Ten minutes from Ninfa is the stone city of Sermoneta, guarded by the castle of the Caetani. Because this is such a delightfully walkable city, I would highly recommend visiting on a clear day, when you can get the most out of the atmosphere. Sermoneta is the epitome of the beauty of Italy outside of the main attractions, where magic is found as much in simple wandering as in the one-of-a-kind surprises at every turn — and oh, possibly the most important discovery I made while in Sermoneta: the Ristorante Locanda Bonifacio VIII. Without a doubt, plan to eat here. We stumbled onto this gem at lunch one day and enjoyed it so much that we went all the way back to the town the next day just to eat there again. The owners and staff are all lovely, the food is exquisite, and the prices are more than acceptable. Buon appetito!

Shop like a Roman

Rome is not a cheap city to shop in, especially when it comes to boutiques and Italian clothing. For some good shopping that will include varied price points with both Italian goods and international chains, check out Via Cola di Rienzo, which starts at Piazza Risorgimento and ends near Piazza del Popolo. For high-end shopping, there’s always the famous Via Condotti, which starts at Piazza di Spagna — very expensive but worth it even just for the window shopping, as some of the best designers in the world have their headquarters there!

Some of the best clothing is found when one is awanderin’, so take a stroll around the Piazza di Spagna area for local boutiques. Via Margutta, known to the world as the street of the artists, is a wonderful place to stroll, pop into the shops, and enjoy the surroundings.

Study, or work, like a Roman

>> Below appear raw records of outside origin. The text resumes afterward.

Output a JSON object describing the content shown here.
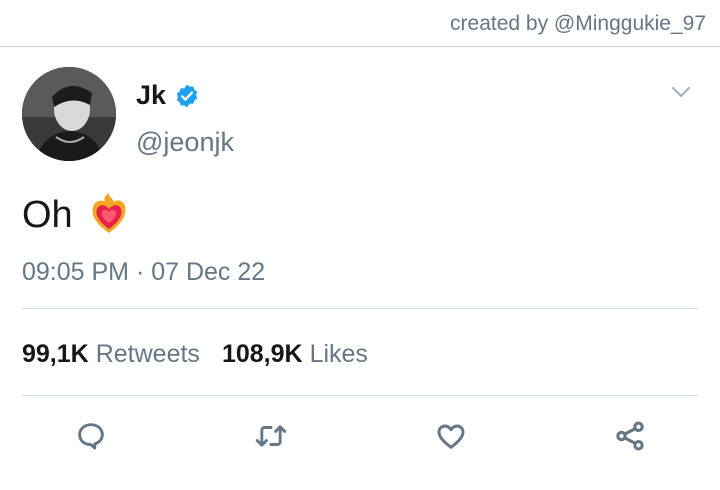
{
  "watermark": "created by @Minggukie_97",
  "author": {
    "display_name": "Jk",
    "handle": "@jeonjk",
    "verified": true
  },
  "tweet": {
    "text": "Oh",
    "emoji": "heart-on-fire-emoji",
    "timestamp": "09:05 PM · 07 Dec 22"
  },
  "stats": {
    "retweets_count": "99,1K",
    "retweets_label": "Retweets",
    "likes_count": "108,9K",
    "likes_label": "Likes"
  },
  "actions": [
    "reply-icon",
    "retweet-icon",
    "like-icon",
    "share-icon"
  ],
  "colors": {
    "text": "#14171a",
    "secondary": "#657786",
    "verified": "#1da1f2",
    "divider": "#d6dde3"
  }
}
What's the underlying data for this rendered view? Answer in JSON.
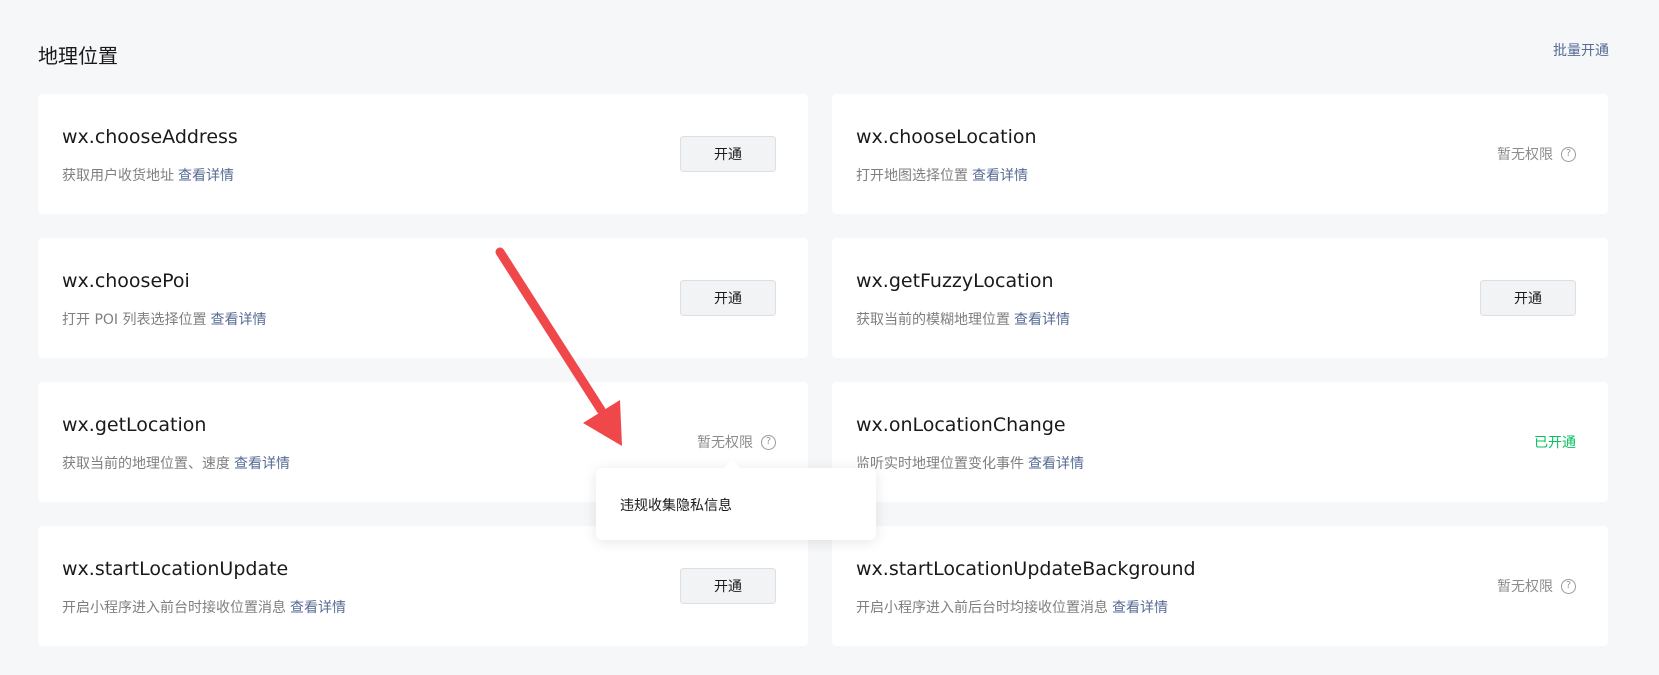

You’re running about exploring and wandering and doing all that fun stuff that gets your mind racing and your heart thumping in excitement, but… You also need a quiet spot to get some work done. My favorite place for this is Pagine e Caffè in the San Giovanna area, on Via Gallia 37. The name directly translates to ‘pages and coffee’, appropriate for this combination bookstore/café/restaurant, where you can enjoy a pastry, leaf through books, and get to typin’.

Another good spot is Circus, near Piazza Navona on Via della Vetrina 15. You can venture your way over in the morning and enjoy a cappuccino and cornetto while you work, and the staff are super friendly about you setting up shop and using a table as your office-away-from-the-office. Keep in mind that Circus turns into a cocktail/aperitivo bar at night, so if you stay too late you may have to pack up your laptop and join in on the fun!

Image courtesy of A. Stewart

Cocktail like a Roman

When you’re done studying, working, or generally WiFi-ing, head to one of these delicious cocktail spots recommended by the gin expert herself, Ms. Amelia Stewart. You can find her whole article on my blog, Young In Rome, here, but my personal favorites out of her amazing recommendations are The Gin Corner at the Hotel Adriano (tucked away near the Pantheon), and Café Settembrini in Prati (try the Illegal Margarita!). Another favorite is Caffé Propaganda, a stone’s throw from the Colosseum. This lovely little place has a world-famous barman and great cocktails, but is also a great stop for an afternoon snack or pick-me-up.

Fellow explorers,

I’m going to stop here for brevity’s sake, but if you enjoyed this article, let me know! Ideas are abounding for a Part II, so I’d be thrilled if you weighed in with what it is that you’re curious about in Rome — anything from nightlife, to more spots for typing-and-drinking-coffee, to the best concerts to go see during the summer and parks to run about in. You can always shoot me an email at flaviinrome@gmail.com, or you can also keep updated through my blog or check out my Like A Local review page for more of my favorite Rome recommendations.

Happy wanderings!